To switch it up, is there one Giants prospect that you think could surprise us or that fans should know more of?
Jairo Pomares had such an incredible season last year. The momentum for him is just insane. He's an interesting person to look at next to Luis Toribio in a lot of ways, just because last season Pomares had a season where everything broke in his direction and Toribio had a season where everything broke bad for him. They're at such similar places in their development that that is interesting. But Pomares is definitely the one on the upswing. It would be really exciting to see him carry that. We, for a while, really thought that he was just overperforming. The fact that he was able to extend his ability to overperform to a point where you're like, 'OK, well maybe this is just how he performs,' is really exciting. That's something to definitely keep an eye on.

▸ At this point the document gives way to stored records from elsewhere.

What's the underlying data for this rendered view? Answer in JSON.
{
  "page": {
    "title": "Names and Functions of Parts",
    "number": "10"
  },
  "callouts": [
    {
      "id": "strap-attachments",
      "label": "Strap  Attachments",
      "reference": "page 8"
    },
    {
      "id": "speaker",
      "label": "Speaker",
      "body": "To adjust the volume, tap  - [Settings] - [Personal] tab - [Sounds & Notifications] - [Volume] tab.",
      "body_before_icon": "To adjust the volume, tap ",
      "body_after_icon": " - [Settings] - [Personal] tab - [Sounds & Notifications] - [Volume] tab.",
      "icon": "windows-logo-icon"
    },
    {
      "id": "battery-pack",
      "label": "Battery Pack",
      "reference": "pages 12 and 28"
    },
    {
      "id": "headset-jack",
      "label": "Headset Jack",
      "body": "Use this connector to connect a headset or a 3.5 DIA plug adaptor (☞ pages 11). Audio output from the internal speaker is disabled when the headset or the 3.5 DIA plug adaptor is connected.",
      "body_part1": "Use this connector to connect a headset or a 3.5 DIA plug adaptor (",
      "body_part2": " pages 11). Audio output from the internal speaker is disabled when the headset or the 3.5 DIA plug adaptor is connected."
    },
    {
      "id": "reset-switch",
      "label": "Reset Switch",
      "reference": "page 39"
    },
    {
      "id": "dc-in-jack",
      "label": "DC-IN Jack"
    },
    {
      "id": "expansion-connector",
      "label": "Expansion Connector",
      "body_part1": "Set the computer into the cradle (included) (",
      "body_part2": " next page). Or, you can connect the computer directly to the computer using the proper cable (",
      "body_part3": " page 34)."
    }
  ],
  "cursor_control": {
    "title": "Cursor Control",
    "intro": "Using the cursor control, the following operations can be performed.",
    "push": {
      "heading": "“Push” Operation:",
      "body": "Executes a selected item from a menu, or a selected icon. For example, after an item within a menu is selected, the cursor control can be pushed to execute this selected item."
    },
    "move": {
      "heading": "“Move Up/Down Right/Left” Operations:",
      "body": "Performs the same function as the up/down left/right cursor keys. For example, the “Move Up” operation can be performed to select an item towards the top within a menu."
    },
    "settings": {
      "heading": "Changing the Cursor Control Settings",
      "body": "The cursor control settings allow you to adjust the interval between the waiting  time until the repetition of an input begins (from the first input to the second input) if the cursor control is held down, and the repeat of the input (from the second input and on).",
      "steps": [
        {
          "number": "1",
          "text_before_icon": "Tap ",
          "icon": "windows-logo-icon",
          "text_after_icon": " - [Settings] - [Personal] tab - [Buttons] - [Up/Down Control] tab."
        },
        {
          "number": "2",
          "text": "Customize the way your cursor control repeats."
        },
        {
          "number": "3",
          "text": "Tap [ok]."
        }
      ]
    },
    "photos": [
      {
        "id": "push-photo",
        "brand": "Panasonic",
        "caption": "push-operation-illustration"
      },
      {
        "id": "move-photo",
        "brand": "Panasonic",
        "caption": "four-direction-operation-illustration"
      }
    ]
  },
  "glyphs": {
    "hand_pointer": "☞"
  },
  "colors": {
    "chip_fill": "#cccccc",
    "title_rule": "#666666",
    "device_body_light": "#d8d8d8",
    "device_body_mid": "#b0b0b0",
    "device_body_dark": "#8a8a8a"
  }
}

I actually saw on your Twitter, you probably agree with this, but Brett Auerbach -- I love that guy. I watched just a compilation of him catching in college and it's so much fun even to just watch him throw down to second base.